What you have to do —
Please copy every line from the following entries in which the word "Refresh" appears.

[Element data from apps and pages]
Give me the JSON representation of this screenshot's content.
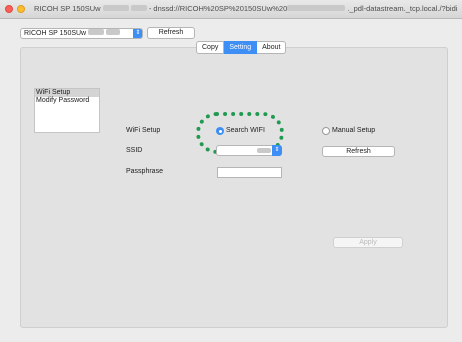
{
  "window": {
    "title_prefix": "RICOH SP 150SUw",
    "title_dnssd": "- dnssd://RICOH%20SP%20150SUw%20",
    "title_suffix": "._pdl-datastream._tcp.local./?bidi"
  },
  "toolbar": {
    "printer_select_value": "RICOH SP 150SUw",
    "refresh_label": "Refresh"
  },
  "tabs": [
    {
      "label": "Copy",
      "active": false
    },
    {
      "label": "Setting",
      "active": true
    },
    {
      "label": "About",
      "active": false
    }
  ],
  "menu": {
    "items": [
      {
        "label": "WiFi Setup",
        "selected": true
      },
      {
        "label": "Modify Password",
        "selected": false
      }
    ]
  },
  "form": {
    "wifi_setup_label": "WiFi Setup",
    "search_wifi_label": "Search WIFI",
    "manual_setup_label": "Manual Setup",
    "search_wifi_selected": true,
    "ssid_label": "SSID",
    "ssid_refresh_label": "Refresh",
    "passphrase_label": "Passphrase",
    "passphrase_value": "",
    "apply_label": "Apply"
  },
  "colors": {
    "accent": "#3d8ef5",
    "highlight_ring": "#1f9a50"
  }
}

Result of the task —
    "refresh_label": "Refresh"
    "ssid_refresh_label": "Refresh",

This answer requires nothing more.